On the experimental front, findings on the catalytic capabilities of selected ribozymes are impressive (136). In particular, highly efficient self-aminoacylating ribozymes and ribozymes that catalyze the peptidyltransferase reaction have been obtained (137, 138). Moreover, ribozymes whose catalytic activity is stimulated by peptides have been selected (139), hinting at the possible origins of the RNA-protein connection (133). Nevertheless, in a close analogy to the situation with theoretical approaches, we are unaware of any experiments that would have the potential to actually reconstruct the origin of coding, not even at the stage of serious planning.
Summarizing the state of the art in the study of the code evolution, we cannot escape considerable skepticism. It seems that the two-pronged fundamental question: “why is the genetic code the way it is and how did it come to be?”, that was asked over 50 years ago, at the dawn of molecular biology, might remain pertinent even in another 50 years. Our consolation is that we cannot think of a more fundamental problem in biology.
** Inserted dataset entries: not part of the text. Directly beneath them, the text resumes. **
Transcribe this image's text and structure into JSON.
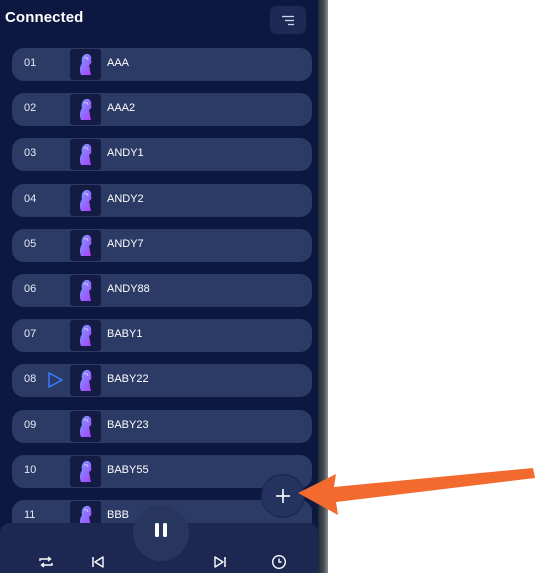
{
  "header": {
    "title": "Connected"
  },
  "playlist": [
    {
      "num": "01",
      "name": "AAA",
      "playing": false
    },
    {
      "num": "02",
      "name": "AAA2",
      "playing": false
    },
    {
      "num": "03",
      "name": "ANDY1",
      "playing": false
    },
    {
      "num": "04",
      "name": "ANDY2",
      "playing": false
    },
    {
      "num": "05",
      "name": "ANDY7",
      "playing": false
    },
    {
      "num": "06",
      "name": "ANDY88",
      "playing": false
    },
    {
      "num": "07",
      "name": "BABY1",
      "playing": false
    },
    {
      "num": "08",
      "name": "BABY22",
      "playing": true
    },
    {
      "num": "09",
      "name": "BABY23",
      "playing": false
    },
    {
      "num": "10",
      "name": "BABY55",
      "playing": false
    },
    {
      "num": "11",
      "name": "BBB",
      "playing": false
    }
  ],
  "icons": {
    "menu": "menu-lines-icon",
    "add": "plus-icon",
    "repeat": "repeat-icon",
    "previous": "skip-previous-icon",
    "pause": "pause-icon",
    "next": "skip-next-icon",
    "timer": "timer-icon",
    "now_playing": "play-triangle-icon"
  },
  "colors": {
    "background": "#0c1840",
    "row": "#2c3a66",
    "accent": "#3b7bff",
    "annotation_arrow": "#f26a2e"
  }
}
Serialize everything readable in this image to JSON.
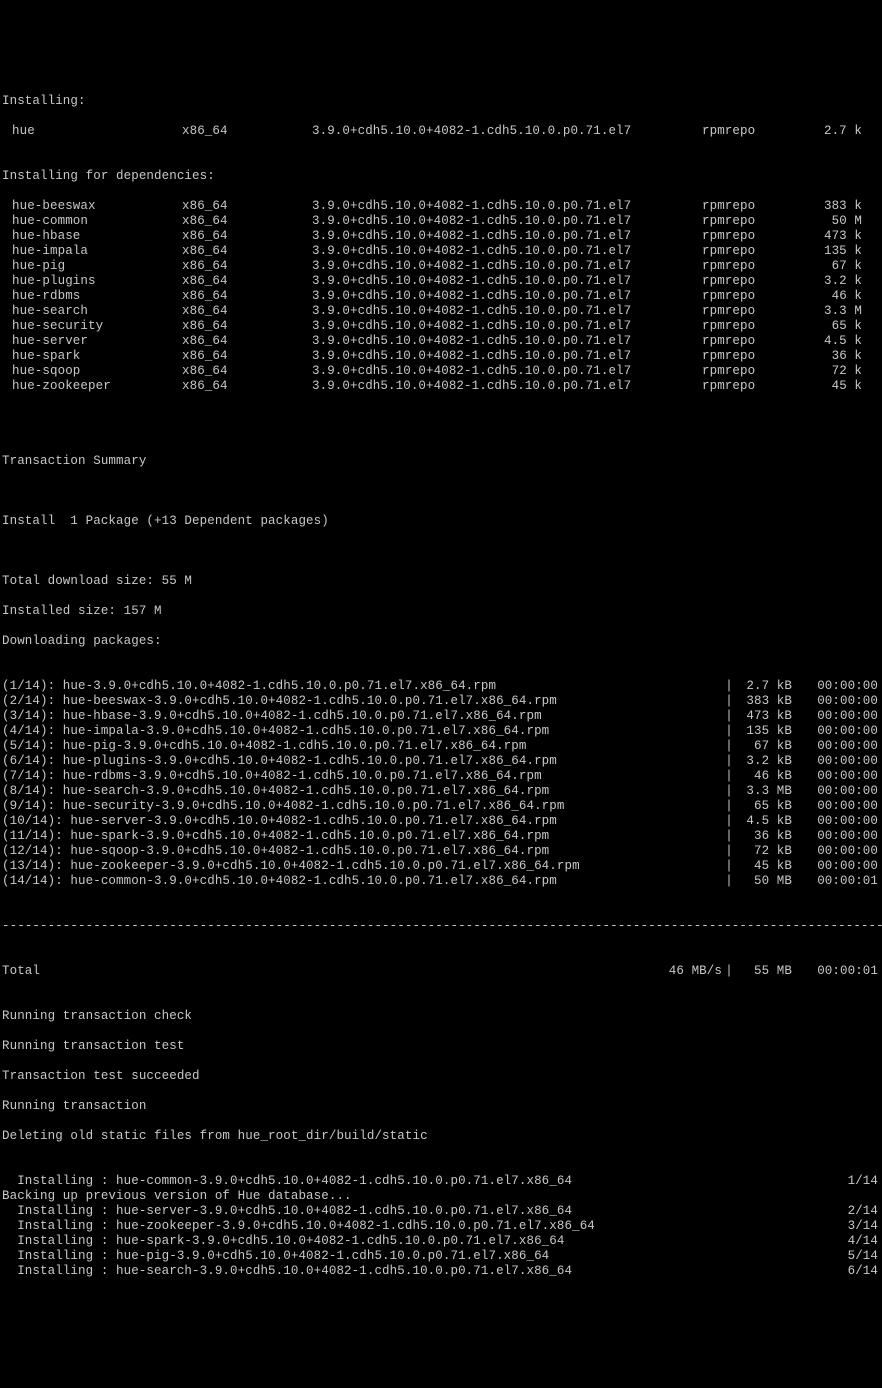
{
  "labels": {
    "installing": "Installing:",
    "installing_deps": "Installing for dependencies:",
    "trans_summary": "Transaction Summary",
    "install_summary": "Install  1 Package (+13 Dependent packages)",
    "total_dl": "Total download size: 55 M",
    "installed_sz": "Installed size: 157 M",
    "downloading": "Downloading packages:",
    "total": "Total",
    "total_rate": "46 MB/s",
    "total_size": "55 MB",
    "total_time": "00:00:01",
    "run_check": "Running transaction check",
    "run_test": "Running transaction test",
    "test_ok": "Transaction test succeeded",
    "run_trans": "Running transaction",
    "deleting": "Deleting old static files from hue_root_dir/build/static",
    "backing": "Backing up previous version of Hue database...",
    "dash": "-------------------------------------------------------------------------------------------------------------------------------------"
  },
  "main_pkg": {
    "name": "hue",
    "arch": "x86_64",
    "ver": "3.9.0+cdh5.10.0+4082-1.cdh5.10.0.p0.71.el7",
    "repo": "rpmrepo",
    "size": "2.7 k"
  },
  "deps": [
    {
      "name": "hue-beeswax",
      "arch": "x86_64",
      "ver": "3.9.0+cdh5.10.0+4082-1.cdh5.10.0.p0.71.el7",
      "repo": "rpmrepo",
      "size": "383 k"
    },
    {
      "name": "hue-common",
      "arch": "x86_64",
      "ver": "3.9.0+cdh5.10.0+4082-1.cdh5.10.0.p0.71.el7",
      "repo": "rpmrepo",
      "size": "50 M"
    },
    {
      "name": "hue-hbase",
      "arch": "x86_64",
      "ver": "3.9.0+cdh5.10.0+4082-1.cdh5.10.0.p0.71.el7",
      "repo": "rpmrepo",
      "size": "473 k"
    },
    {
      "name": "hue-impala",
      "arch": "x86_64",
      "ver": "3.9.0+cdh5.10.0+4082-1.cdh5.10.0.p0.71.el7",
      "repo": "rpmrepo",
      "size": "135 k"
    },
    {
      "name": "hue-pig",
      "arch": "x86_64",
      "ver": "3.9.0+cdh5.10.0+4082-1.cdh5.10.0.p0.71.el7",
      "repo": "rpmrepo",
      "size": "67 k"
    },
    {
      "name": "hue-plugins",
      "arch": "x86_64",
      "ver": "3.9.0+cdh5.10.0+4082-1.cdh5.10.0.p0.71.el7",
      "repo": "rpmrepo",
      "size": "3.2 k"
    },
    {
      "name": "hue-rdbms",
      "arch": "x86_64",
      "ver": "3.9.0+cdh5.10.0+4082-1.cdh5.10.0.p0.71.el7",
      "repo": "rpmrepo",
      "size": "46 k"
    },
    {
      "name": "hue-search",
      "arch": "x86_64",
      "ver": "3.9.0+cdh5.10.0+4082-1.cdh5.10.0.p0.71.el7",
      "repo": "rpmrepo",
      "size": "3.3 M"
    },
    {
      "name": "hue-security",
      "arch": "x86_64",
      "ver": "3.9.0+cdh5.10.0+4082-1.cdh5.10.0.p0.71.el7",
      "repo": "rpmrepo",
      "size": "65 k"
    },
    {
      "name": "hue-server",
      "arch": "x86_64",
      "ver": "3.9.0+cdh5.10.0+4082-1.cdh5.10.0.p0.71.el7",
      "repo": "rpmrepo",
      "size": "4.5 k"
    },
    {
      "name": "hue-spark",
      "arch": "x86_64",
      "ver": "3.9.0+cdh5.10.0+4082-1.cdh5.10.0.p0.71.el7",
      "repo": "rpmrepo",
      "size": "36 k"
    },
    {
      "name": "hue-sqoop",
      "arch": "x86_64",
      "ver": "3.9.0+cdh5.10.0+4082-1.cdh5.10.0.p0.71.el7",
      "repo": "rpmrepo",
      "size": "72 k"
    },
    {
      "name": "hue-zookeeper",
      "arch": "x86_64",
      "ver": "3.9.0+cdh5.10.0+4082-1.cdh5.10.0.p0.71.el7",
      "repo": "rpmrepo",
      "size": "45 k"
    }
  ],
  "downloads": [
    {
      "idx": "(1/14):",
      "file": "hue-3.9.0+cdh5.10.0+4082-1.cdh5.10.0.p0.71.el7.x86_64.rpm",
      "size": "2.7 kB",
      "time": "00:00:00"
    },
    {
      "idx": "(2/14):",
      "file": "hue-beeswax-3.9.0+cdh5.10.0+4082-1.cdh5.10.0.p0.71.el7.x86_64.rpm",
      "size": "383 kB",
      "time": "00:00:00"
    },
    {
      "idx": "(3/14):",
      "file": "hue-hbase-3.9.0+cdh5.10.0+4082-1.cdh5.10.0.p0.71.el7.x86_64.rpm",
      "size": "473 kB",
      "time": "00:00:00"
    },
    {
      "idx": "(4/14):",
      "file": "hue-impala-3.9.0+cdh5.10.0+4082-1.cdh5.10.0.p0.71.el7.x86_64.rpm",
      "size": "135 kB",
      "time": "00:00:00"
    },
    {
      "idx": "(5/14):",
      "file": "hue-pig-3.9.0+cdh5.10.0+4082-1.cdh5.10.0.p0.71.el7.x86_64.rpm",
      "size": "67 kB",
      "time": "00:00:00"
    },
    {
      "idx": "(6/14):",
      "file": "hue-plugins-3.9.0+cdh5.10.0+4082-1.cdh5.10.0.p0.71.el7.x86_64.rpm",
      "size": "3.2 kB",
      "time": "00:00:00"
    },
    {
      "idx": "(7/14):",
      "file": "hue-rdbms-3.9.0+cdh5.10.0+4082-1.cdh5.10.0.p0.71.el7.x86_64.rpm",
      "size": "46 kB",
      "time": "00:00:00"
    },
    {
      "idx": "(8/14):",
      "file": "hue-search-3.9.0+cdh5.10.0+4082-1.cdh5.10.0.p0.71.el7.x86_64.rpm",
      "size": "3.3 MB",
      "time": "00:00:00"
    },
    {
      "idx": "(9/14):",
      "file": "hue-security-3.9.0+cdh5.10.0+4082-1.cdh5.10.0.p0.71.el7.x86_64.rpm",
      "size": "65 kB",
      "time": "00:00:00"
    },
    {
      "idx": "(10/14):",
      "file": "hue-server-3.9.0+cdh5.10.0+4082-1.cdh5.10.0.p0.71.el7.x86_64.rpm",
      "size": "4.5 kB",
      "time": "00:00:00"
    },
    {
      "idx": "(11/14):",
      "file": "hue-spark-3.9.0+cdh5.10.0+4082-1.cdh5.10.0.p0.71.el7.x86_64.rpm",
      "size": "36 kB",
      "time": "00:00:00"
    },
    {
      "idx": "(12/14):",
      "file": "hue-sqoop-3.9.0+cdh5.10.0+4082-1.cdh5.10.0.p0.71.el7.x86_64.rpm",
      "size": "72 kB",
      "time": "00:00:00"
    },
    {
      "idx": "(13/14):",
      "file": "hue-zookeeper-3.9.0+cdh5.10.0+4082-1.cdh5.10.0.p0.71.el7.x86_64.rpm",
      "size": "45 kB",
      "time": "00:00:00"
    },
    {
      "idx": "(14/14):",
      "file": "hue-common-3.9.0+cdh5.10.0+4082-1.cdh5.10.0.p0.71.el7.x86_64.rpm",
      "size": "50 MB",
      "time": "00:00:01"
    }
  ],
  "installing_steps": [
    {
      "line": "  Installing : hue-common-3.9.0+cdh5.10.0+4082-1.cdh5.10.0.p0.71.el7.x86_64",
      "prog": "1/14"
    },
    {
      "line": "  Installing : hue-server-3.9.0+cdh5.10.0+4082-1.cdh5.10.0.p0.71.el7.x86_64",
      "prog": "2/14"
    },
    {
      "line": "  Installing : hue-zookeeper-3.9.0+cdh5.10.0+4082-1.cdh5.10.0.p0.71.el7.x86_64",
      "prog": "3/14"
    },
    {
      "line": "  Installing : hue-spark-3.9.0+cdh5.10.0+4082-1.cdh5.10.0.p0.71.el7.x86_64",
      "prog": "4/14"
    },
    {
      "line": "  Installing : hue-pig-3.9.0+cdh5.10.0+4082-1.cdh5.10.0.p0.71.el7.x86_64",
      "prog": "5/14"
    },
    {
      "line": "  Installing : hue-search-3.9.0+cdh5.10.0+4082-1.cdh5.10.0.p0.71.el7.x86_64",
      "prog": "6/14"
    }
  ]
}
Although the study of the evolution of the genetic code is a relatively well focused field, the literature accumulated over the 50 years of research is extensive, and we could not possibly cover all of it in a brief review article. Our sincere apologies to all colleagues whose relevant work is not cited due to space restrictions. EVK is grateful to Nigel Goldenfeld, Paul Higgs, and Claus Wilke for insightful discussions during the workshop on “Evolution: from Atoms to Organisms” at the Aspen Center for Physics (Aspen, CO), 8/10/2008-8/31/2008. The authors’ research is supported by the Department of Health and Human Services intramural program (NIH, National Library of Medicine).